I’ve worked full-time in the music industry for 14+ years; before that, I worked on my craft since I was a child. My passion for music has been my main driving force throughout the years.
But I’d be lying if I said having my heart in it has always been easy.
Everyone in this business remembers how it felt the first time they realized this was it.
I remember being obsessed with listening to my favorite songs from my dad’s record collection, then learning to reproduce the same feeling with chords and melody on a piano. Or learning a tune on the clarinet or guitar.
Then I saw the Woodstock ‘69 concert on TV, with Jimi Hendrix performing Voodoo Chile. I was 13, and that was it. I had no choice but to go for it full steam; I knew it with every fiber of my body.
I’ve had to return to that memory many times when going got tough. I still do. It’s essential to hold on to that memory and be able to revisit it if you feel like you’re running out of steam.
It’s the journey, not the destination.
More valid words have never been spoken. This applies to your journey along the way in the music industry 100%.
This industry is full of challenges, especially in today’s instant gratification world filled with edited pictures, videos, and music of perfect people, performing their perfect art.
Comparing to others is your worst enemy. It’s crucial to stay true to yourself and your art and allow yourself to follow the path your instincts and gut feelings tell you to follow.
It’s common to lose sight of your initial passion when you get too many no’ s.
When you start feeling lost, drop everything. Take a moment off and go somewhere quiet and re-focus your thoughts. Revisit your “why.” Reflect on that initial passion and the goals you set for yourself when you didn’t know the challenges you’d face.
This is a big one. Make sure you have a record of your journey so far. Even if it’s just your website with a playlist on there, from your early stuff to your most recent projects.
Seek out misfits like yourself and hang out with them regularly. It can get lonely if you’re only surrounded by “normal” people.
Find other inspiring creative folks. And then build connections with them. And I don’t mean pass your business card; I mean actual human contact. Make life-long friends.
This actually helps a lot. Going to a convention full of like-minded people, you can feel the energy and vibe before talking to anyone. And striking up a conversation with someone you know is most likely on the same wavelength as you. It’s easy.
Dreams are meant to be unrealistic. You may or may not achieve them. But goals should be reachable. You should work towards your vision one goal at a time. And when you do achieve one, make sure you give yourself credit and celebrate.

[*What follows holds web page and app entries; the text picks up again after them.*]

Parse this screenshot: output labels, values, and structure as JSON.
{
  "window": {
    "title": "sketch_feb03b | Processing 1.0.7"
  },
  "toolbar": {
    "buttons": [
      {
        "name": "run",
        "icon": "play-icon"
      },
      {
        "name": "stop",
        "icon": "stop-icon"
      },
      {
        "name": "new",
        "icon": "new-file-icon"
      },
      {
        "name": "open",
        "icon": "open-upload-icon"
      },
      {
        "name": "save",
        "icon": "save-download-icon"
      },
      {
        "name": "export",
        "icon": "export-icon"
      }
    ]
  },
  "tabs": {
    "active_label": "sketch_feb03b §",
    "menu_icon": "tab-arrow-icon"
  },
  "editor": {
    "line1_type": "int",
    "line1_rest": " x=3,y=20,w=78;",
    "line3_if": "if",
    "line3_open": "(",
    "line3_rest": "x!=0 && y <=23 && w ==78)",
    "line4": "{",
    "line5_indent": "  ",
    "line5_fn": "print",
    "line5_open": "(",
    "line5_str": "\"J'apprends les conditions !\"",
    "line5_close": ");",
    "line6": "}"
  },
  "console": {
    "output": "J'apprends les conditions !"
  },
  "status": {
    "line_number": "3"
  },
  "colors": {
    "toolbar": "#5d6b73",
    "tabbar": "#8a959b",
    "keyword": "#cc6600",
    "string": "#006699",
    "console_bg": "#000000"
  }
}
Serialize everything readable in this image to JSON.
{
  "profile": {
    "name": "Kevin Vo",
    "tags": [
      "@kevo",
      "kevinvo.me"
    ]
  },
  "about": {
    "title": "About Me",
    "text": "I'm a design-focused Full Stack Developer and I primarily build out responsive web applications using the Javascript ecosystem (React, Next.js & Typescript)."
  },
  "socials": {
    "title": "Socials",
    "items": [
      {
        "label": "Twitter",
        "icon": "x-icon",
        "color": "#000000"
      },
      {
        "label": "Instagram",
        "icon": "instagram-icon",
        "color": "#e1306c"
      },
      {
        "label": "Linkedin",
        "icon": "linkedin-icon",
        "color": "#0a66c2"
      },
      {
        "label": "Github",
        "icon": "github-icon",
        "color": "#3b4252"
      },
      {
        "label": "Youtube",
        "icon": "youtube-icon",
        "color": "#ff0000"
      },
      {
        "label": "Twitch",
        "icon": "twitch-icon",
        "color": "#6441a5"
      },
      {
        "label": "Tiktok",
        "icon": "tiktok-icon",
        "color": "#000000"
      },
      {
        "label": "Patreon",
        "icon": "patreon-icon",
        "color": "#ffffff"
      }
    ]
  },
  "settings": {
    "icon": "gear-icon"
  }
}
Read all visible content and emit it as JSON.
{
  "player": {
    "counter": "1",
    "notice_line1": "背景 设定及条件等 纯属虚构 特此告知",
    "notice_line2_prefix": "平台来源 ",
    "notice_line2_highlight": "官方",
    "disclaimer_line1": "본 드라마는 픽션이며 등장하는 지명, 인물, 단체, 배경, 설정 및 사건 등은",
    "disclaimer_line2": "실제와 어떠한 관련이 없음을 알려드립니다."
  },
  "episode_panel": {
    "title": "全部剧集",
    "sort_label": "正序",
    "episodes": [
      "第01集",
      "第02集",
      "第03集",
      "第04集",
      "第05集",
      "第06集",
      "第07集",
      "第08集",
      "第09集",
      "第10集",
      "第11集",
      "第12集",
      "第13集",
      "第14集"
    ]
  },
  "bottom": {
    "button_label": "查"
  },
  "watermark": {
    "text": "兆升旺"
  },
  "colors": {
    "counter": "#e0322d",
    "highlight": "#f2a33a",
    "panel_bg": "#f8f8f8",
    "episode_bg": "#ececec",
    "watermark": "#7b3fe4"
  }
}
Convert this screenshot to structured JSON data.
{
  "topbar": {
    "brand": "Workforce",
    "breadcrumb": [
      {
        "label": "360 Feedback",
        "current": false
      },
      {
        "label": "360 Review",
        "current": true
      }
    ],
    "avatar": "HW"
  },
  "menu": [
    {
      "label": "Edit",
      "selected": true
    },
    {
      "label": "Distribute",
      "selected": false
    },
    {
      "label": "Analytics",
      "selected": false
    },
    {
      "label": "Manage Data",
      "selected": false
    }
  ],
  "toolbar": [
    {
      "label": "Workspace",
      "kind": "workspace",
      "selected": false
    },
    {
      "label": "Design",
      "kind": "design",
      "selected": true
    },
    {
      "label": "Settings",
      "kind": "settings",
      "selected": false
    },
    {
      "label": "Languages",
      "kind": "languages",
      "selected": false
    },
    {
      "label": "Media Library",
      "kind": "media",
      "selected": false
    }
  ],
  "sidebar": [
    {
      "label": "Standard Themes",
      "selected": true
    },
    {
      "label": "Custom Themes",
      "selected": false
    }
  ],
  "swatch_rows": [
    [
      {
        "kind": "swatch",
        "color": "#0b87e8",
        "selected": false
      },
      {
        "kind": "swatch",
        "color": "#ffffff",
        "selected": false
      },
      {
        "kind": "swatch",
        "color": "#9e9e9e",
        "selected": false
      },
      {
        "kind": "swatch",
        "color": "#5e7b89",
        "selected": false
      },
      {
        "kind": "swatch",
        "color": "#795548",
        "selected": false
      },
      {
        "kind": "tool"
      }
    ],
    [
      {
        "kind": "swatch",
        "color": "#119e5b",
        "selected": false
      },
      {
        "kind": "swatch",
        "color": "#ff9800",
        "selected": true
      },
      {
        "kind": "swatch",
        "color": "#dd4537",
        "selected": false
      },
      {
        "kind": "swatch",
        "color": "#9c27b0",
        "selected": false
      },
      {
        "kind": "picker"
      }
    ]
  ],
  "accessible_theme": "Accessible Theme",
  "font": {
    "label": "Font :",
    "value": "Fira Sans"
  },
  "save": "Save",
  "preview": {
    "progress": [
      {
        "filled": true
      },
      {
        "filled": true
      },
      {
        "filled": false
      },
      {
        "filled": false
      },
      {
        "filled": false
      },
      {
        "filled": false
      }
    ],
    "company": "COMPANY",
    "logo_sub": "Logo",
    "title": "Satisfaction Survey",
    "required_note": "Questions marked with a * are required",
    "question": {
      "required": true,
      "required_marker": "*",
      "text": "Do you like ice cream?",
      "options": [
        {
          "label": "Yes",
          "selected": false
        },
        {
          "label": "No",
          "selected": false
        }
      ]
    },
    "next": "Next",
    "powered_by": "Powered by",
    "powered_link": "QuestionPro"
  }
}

This goes without saying for anyone already working in the industry. As soon as you stop learning and developing, you’re done. Music is an ever-evolving art form, and you should be able to adapt and learn to stay focused and move forward.
Taking lessons or attending workshops is a great way to stay on this path.
Trying to be a creative while, at the same time, crunching business numbers or contracts is the fastest way to kill your vibe. Think of yourself as two separate people: you, “the artist,” and the other, “the entrepreneur business person.” Be each person at a different time.
Many artistic people prefer to avoid learning about the business and think just talent will take them through and make it all happen. That is entirely false. You need to apply your passion and dive deep into the business side of things too.
Learn how music publishing works. It’s especially important if you are an artist, songwriter or composer just getting started.
Embrace the business aspects without losing sight of your passion.
Also, learn to accept music business is business. Often, the “no” you get is because your product wasn’t a match to the business needs of whoever you were pitching it to.
It could mean your product needs work. But it also could be that you pitched to the wrong opportunity. Continue working on your craft, and recognize the right opportunities.
That feeling. I can still close my eyes and return to the moment I just knew. There’s nothing like it, and it regularly blows my mind when I meet people who have never had that in their life.
When you have that feeling, you discover a guiding light, a force that shows you what to do and where to go. You just have to stay open-minded, willing to work harder than you could imagine, and persistent.
Nurture that feeling, and revisit it. Often.
Tero is a professional music composer and producer. His career combining knowledge and experience from music, TV, film, ad, and game industries gives him a unique perspective that he shares through posts on teropotila.com.